Patients who undergo skin tissue rearrangement can expect a significant improvement in the appearance of their skin. However, this doesn’t mean the scar will be totally eliminated. As such, patients are informed ahead of time of the possibility that minimal scarring may still be visible after the procedure.
How Does the Procedure Work?
Skin tissue rearrangement is performed through surgical methods and requires the use of anaesthetics. The amount of anesthetics used is decided based on the type of surgery to be performed and if the patient will need to be asleep during the process.
In many cases, burn patients are put to sleep for the procedure while those who do not require the use of skin grafts can remain awake. The affected area will be administered with a local anesthetic to create a numbing effect so the patient does not feel any pain.
For the graft procedure, the surgeon will start by removing the damaged skin using a wide excision technique. A healthy skin from the donor site is then harvested and transplanted to the recipient site. All the wounds are then closed using sutures. In some cases, patients may need to undergo several incision and drainage procedures while in recovery to prevent infection and fluid buildup as well as hasten the healing process.
The donor site where the skin graft was harvested will be treated and protected until it is completely healed. Patients are then informed that even when the wounds heal properly at the transplanted site, scarring may still be slightly noticeable after the suture removal process to manage their expectations.
It may also be possible to use skin that is directly adjacent to the damaged portion (skin flap procedure). This is similar to a skin graft but instead of harvesting the skin from another part of the body, the harvested skin is right beside the affected area. The main benefit of this technique is that the harvested skin will remain attached to the body, which means that blood supply will not be interrupted. This allows the flap to heal faster.
Possible Risks & Complications
Because skin tissue rearrangement involves repairing damaged skin by creating more damage to other parts of the body, there is a possibility that complications may develop. These include developing an allergic reaction to the medications and anaesthetic used during surgery or recovery. There is also a risk of the wound not healing as expected.
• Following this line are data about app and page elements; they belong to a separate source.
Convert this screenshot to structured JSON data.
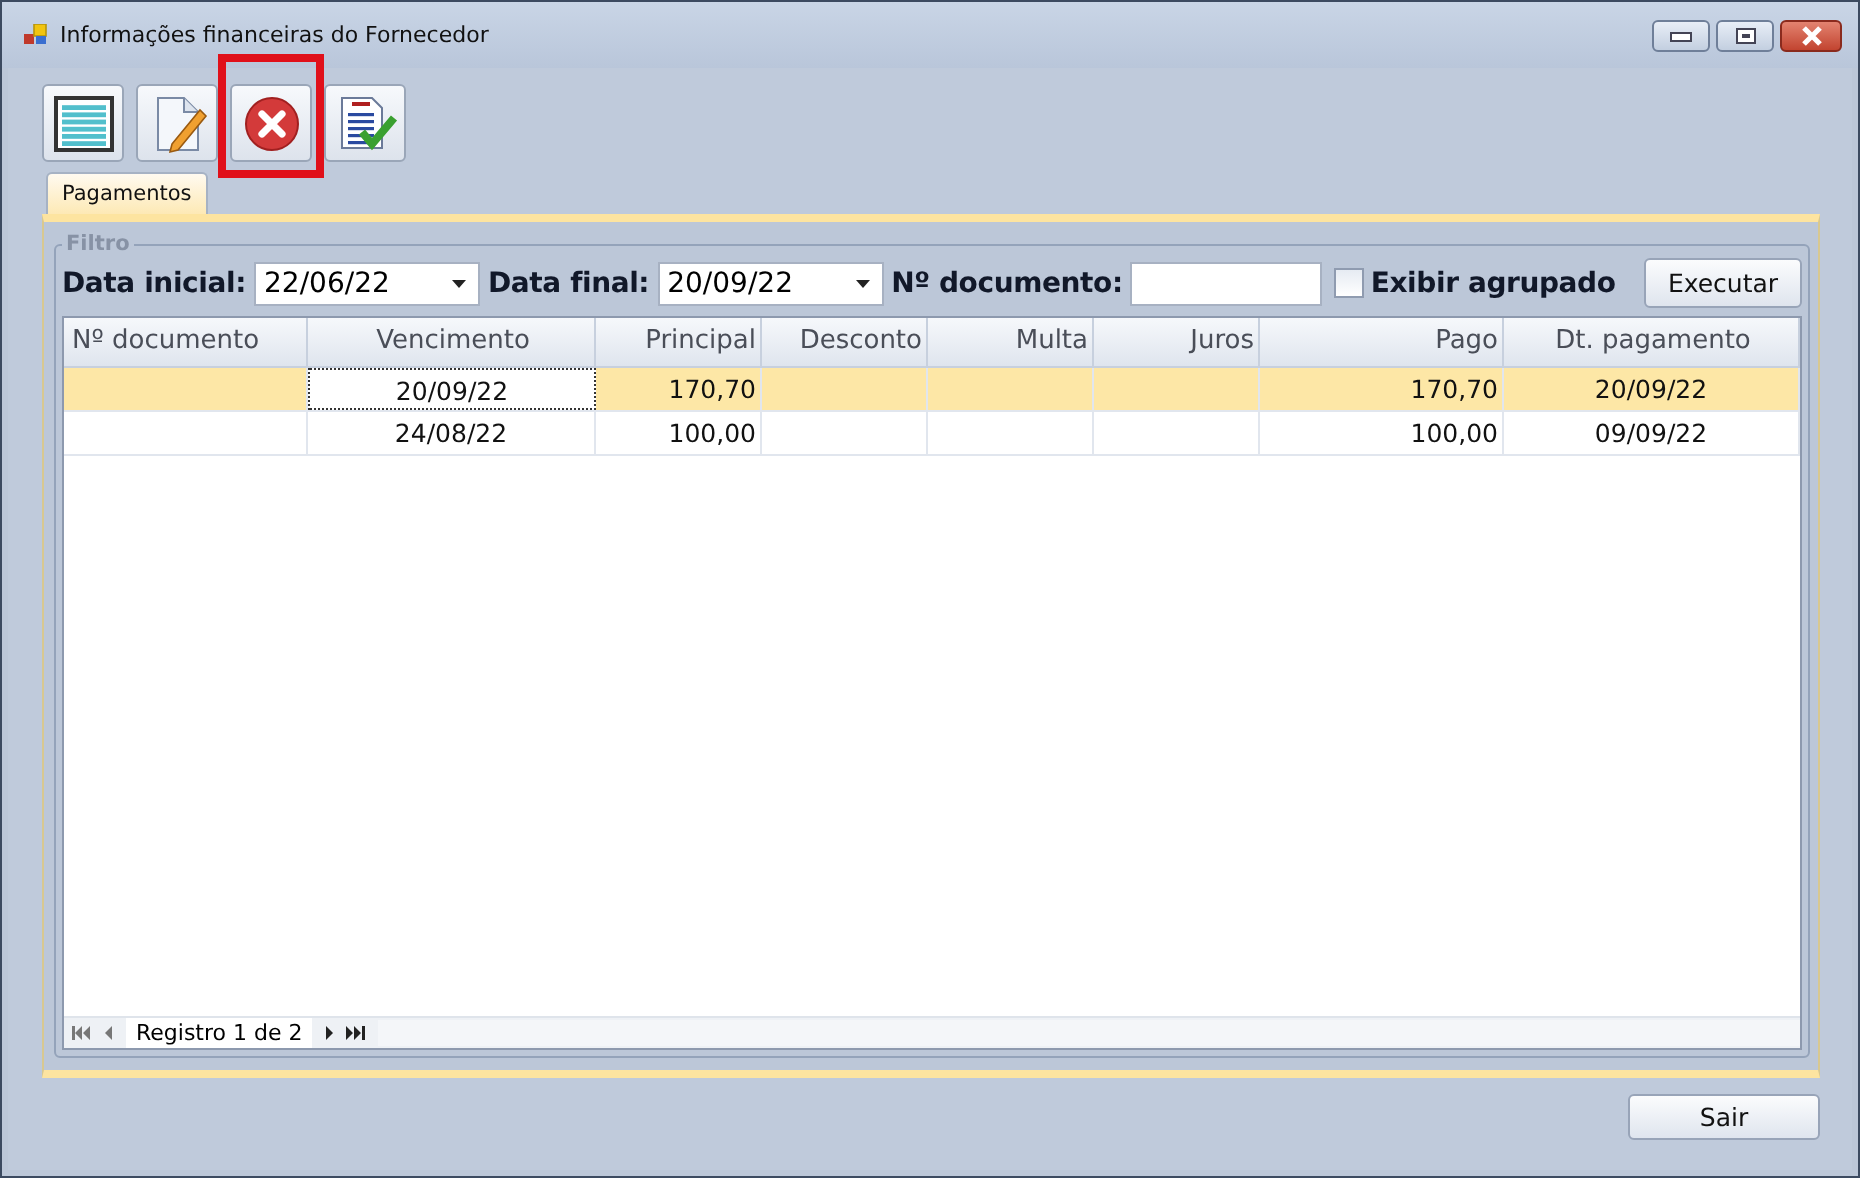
{
  "window": {
    "title": "Informações financeiras do Fornecedor"
  },
  "toolbar": [
    {
      "kind": "list",
      "highlighted": false
    },
    {
      "kind": "edit",
      "highlighted": false
    },
    {
      "kind": "delete",
      "highlighted": true
    },
    {
      "kind": "report",
      "highlighted": false
    }
  ],
  "tabs": [
    {
      "label": "Pagamentos",
      "selected": true
    }
  ],
  "filter": {
    "title": "Filtro",
    "date_start": {
      "label": "Data inicial:",
      "value": "22/06/22"
    },
    "date_end": {
      "label": "Data final:",
      "value": "20/09/22"
    },
    "document": {
      "label": "Nº documento:"
    },
    "grouped": {
      "label": "Exibir agrupado",
      "checked": false
    },
    "run_button": "Executar"
  },
  "table": {
    "columns": [
      "Nº documento",
      "Vencimento",
      "Principal",
      "Desconto",
      "Multa",
      "Juros",
      "Pago",
      "Dt. pagamento"
    ],
    "rows": [
      {
        "selected": true,
        "cells": [
          {
            "focused": false
          },
          {
            "text": "20/09/22",
            "focused": true
          },
          {
            "text": "170,70",
            "focused": false
          },
          {
            "focused": false
          },
          {
            "focused": false
          },
          {
            "focused": false
          },
          {
            "text": "170,70",
            "focused": false
          },
          {
            "text": "20/09/22",
            "focused": false
          }
        ]
      },
      {
        "selected": false,
        "cells": [
          {
            "focused": false
          },
          {
            "text": "24/08/22",
            "focused": false
          },
          {
            "text": "100,00",
            "focused": false
          },
          {
            "focused": false
          },
          {
            "focused": false
          },
          {
            "focused": false
          },
          {
            "text": "100,00",
            "focused": false
          },
          {
            "text": "09/09/22",
            "focused": false
          }
        ]
      }
    ],
    "navigator": "Registro 1 de 2"
  },
  "close_button": "Sair"
}
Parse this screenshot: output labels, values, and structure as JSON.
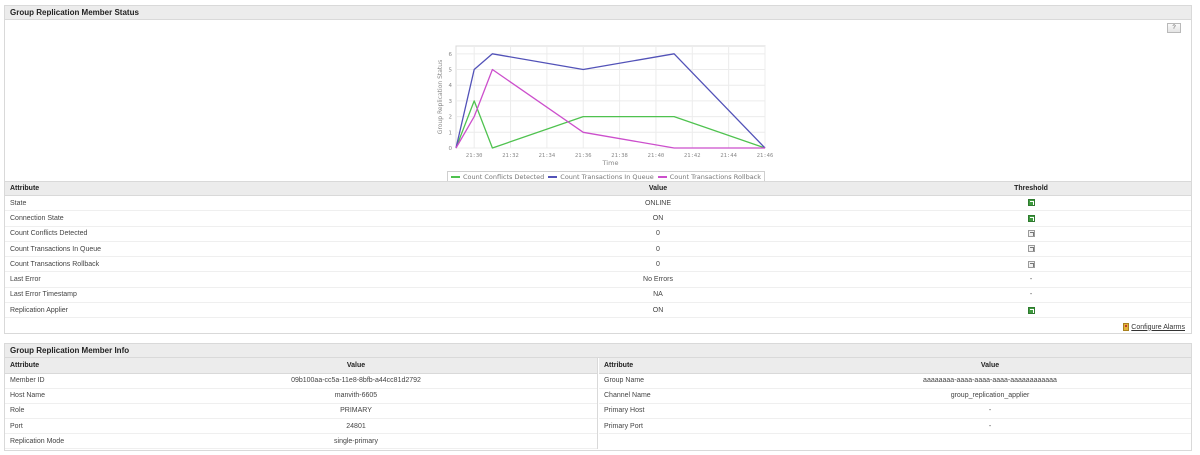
{
  "status_panel": {
    "title": "Group Replication Member Status",
    "export_label": "?"
  },
  "chart_data": {
    "type": "line",
    "ylabel": "Group Replication Status",
    "xlabel": "Time",
    "x_ticks": [
      "21:30",
      "21:32",
      "21:34",
      "21:36",
      "21:38",
      "21:40",
      "21:42",
      "21:44",
      "21:46"
    ],
    "y_ticks": [
      0,
      1,
      2,
      3,
      4,
      5,
      6
    ],
    "ylim": [
      0,
      6.5
    ],
    "x_range_minutes": [
      "21:29",
      "21:46"
    ],
    "grid": true,
    "legend_position": "bottom",
    "series": [
      {
        "name": "Count Conflicts Detected",
        "color": "#4fc24f",
        "points": [
          [
            "21:29",
            0
          ],
          [
            "21:30",
            3
          ],
          [
            "21:31",
            0
          ],
          [
            "21:36",
            2
          ],
          [
            "21:41",
            2
          ],
          [
            "21:46",
            0
          ]
        ]
      },
      {
        "name": "Count Transactions In Queue",
        "color": "#5252b8",
        "points": [
          [
            "21:29",
            0
          ],
          [
            "21:30",
            5
          ],
          [
            "21:31",
            6
          ],
          [
            "21:36",
            5
          ],
          [
            "21:41",
            6
          ],
          [
            "21:46",
            0
          ]
        ]
      },
      {
        "name": "Count Transactions Rollback",
        "color": "#cc4fcc",
        "points": [
          [
            "21:29",
            0
          ],
          [
            "21:30",
            2
          ],
          [
            "21:31",
            5
          ],
          [
            "21:36",
            1
          ],
          [
            "21:41",
            0
          ],
          [
            "21:46",
            0
          ]
        ]
      }
    ]
  },
  "status_table": {
    "headers": {
      "attribute": "Attribute",
      "value": "Value",
      "threshold": "Threshold"
    },
    "rows": [
      {
        "attribute": "State",
        "value": "ONLINE",
        "threshold": "configured"
      },
      {
        "attribute": "Connection State",
        "value": "ON",
        "threshold": "configured"
      },
      {
        "attribute": "Count Conflicts Detected",
        "value": "0",
        "threshold": "not-configured"
      },
      {
        "attribute": "Count Transactions In Queue",
        "value": "0",
        "threshold": "not-configured"
      },
      {
        "attribute": "Count Transactions Rollback",
        "value": "0",
        "threshold": "not-configured"
      },
      {
        "attribute": "Last Error",
        "value": "No Errors",
        "threshold": "-"
      },
      {
        "attribute": "Last Error Timestamp",
        "value": "NA",
        "threshold": "-"
      },
      {
        "attribute": "Replication Applier",
        "value": "ON",
        "threshold": "configured"
      }
    ],
    "configure_alarms_label": "Configure Alarms"
  },
  "info_panel": {
    "title": "Group Replication Member Info",
    "headers": {
      "attribute": "Attribute",
      "value": "Value"
    },
    "left_rows": [
      {
        "attribute": "Member ID",
        "value": "09b100aa-cc5a-11e8-8bfb-a44cc81d2792"
      },
      {
        "attribute": "Host Name",
        "value": "manvith-6605"
      },
      {
        "attribute": "Role",
        "value": "PRIMARY"
      },
      {
        "attribute": "Port",
        "value": "24801"
      },
      {
        "attribute": "Replication Mode",
        "value": "single-primary"
      }
    ],
    "right_rows": [
      {
        "attribute": "Group Name",
        "value": "aaaaaaaa-aaaa-aaaa-aaaa-aaaaaaaaaaaa"
      },
      {
        "attribute": "Channel Name",
        "value": "group_replication_applier"
      },
      {
        "attribute": "Primary Host",
        "value": "-"
      },
      {
        "attribute": "Primary Port",
        "value": "-"
      }
    ]
  }
}
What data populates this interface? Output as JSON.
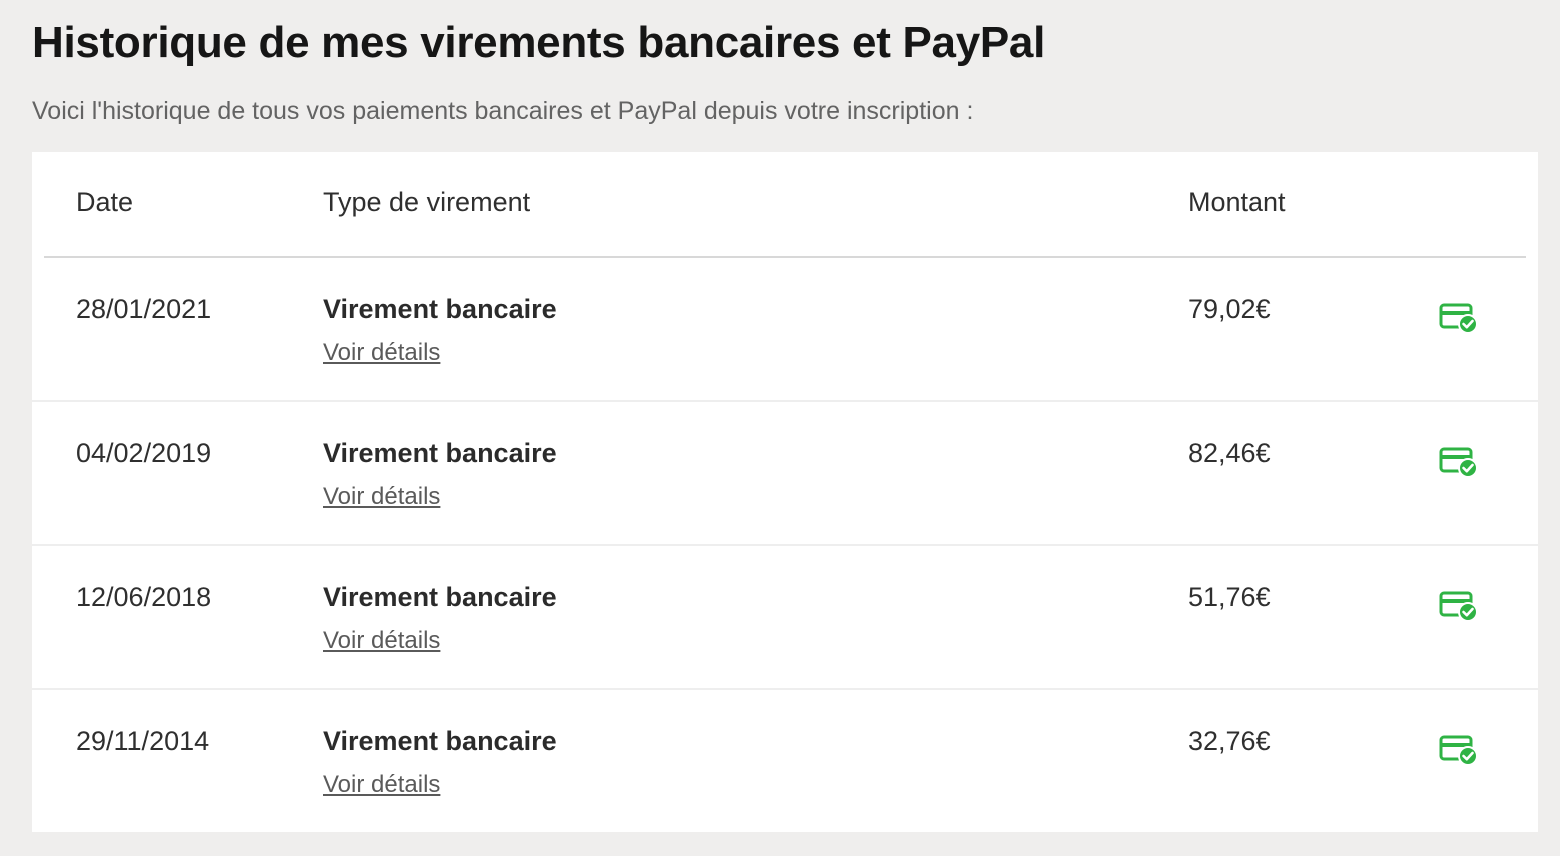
{
  "header": {
    "title": "Historique de mes virements bancaires et PayPal",
    "subtitle": "Voici l'historique de tous vos paiements bancaires et PayPal depuis votre inscription :"
  },
  "table": {
    "columns": {
      "date": "Date",
      "type": "Type de virement",
      "amount": "Montant"
    },
    "rows": [
      {
        "date": "28/01/2021",
        "type": "Virement bancaire",
        "link": "Voir détails",
        "amount": "79,02€",
        "status_icon": "card-check-icon"
      },
      {
        "date": "04/02/2019",
        "type": "Virement bancaire",
        "link": "Voir détails",
        "amount": "82,46€",
        "status_icon": "card-check-icon"
      },
      {
        "date": "12/06/2018",
        "type": "Virement bancaire",
        "link": "Voir détails",
        "amount": "51,76€",
        "status_icon": "card-check-icon"
      },
      {
        "date": "29/11/2014",
        "type": "Virement bancaire",
        "link": "Voir détails",
        "amount": "32,76€",
        "status_icon": "card-check-icon"
      }
    ]
  },
  "colors": {
    "background": "#efeeed",
    "card": "#ffffff",
    "status_green": "#2fb344"
  }
}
If an infection develops, the patient may need to undergo another type of treatment to manage the infection before it spreads throughout the body.
Patients, particularly those who undergo the procedure for cosmetic purposes, are warned about these risks to help them weigh their options. If doctors feel that the risks outweigh the possible benefits (such as in cases where the patient has another medical condition like diabetes), patients are advised to forego the procedure unless medically necessary (such as in the case of burn patients suffering from soft tissue atrophy).
There is also a risk that the procedure may fail due to several reasons, which may include wound mismanagement, the formation of a hematoma, and poor skin healing resulting in a more visible scarring.
Nevertheless, skin tissue rearrangement is generally safe with high success rates. Complications are often managed well or avoided altogether as long as patients comply with all the postsurgical instructions given by the doctor.
It is worth noting that there have been significant improvements in the technologies used in skin tissue rearrangement. Such technologies include the use of artificial skin, which significantly reduces the amount of damage caused by creating a skin graft or flap.
Adnan Prsic, MD;”Scar Revision”; http://emedicine.medscape.com/article/2250161-overview?pa=3mMVO54MyLqHSveQCnNoWk6kiK7tNKi4MWwp0wr9S3G%2BbPsgtZwP7SpJ2GrSKLYr8tkq%2B4FUMwvnopEGjQ93%2BDCgTLadDjW30XNFYmyptyk%3D
San Antonio Cosmetic Surgery;”Burn Reconstruction”; http://www.sanantoniocosmeticsurgery.net/burn-reconstruction/ Encyclopedia of Surgery;”Skin Grafting”; http://www.surgeryencyclopedia.com/Pa-St/Skin-Grafting.html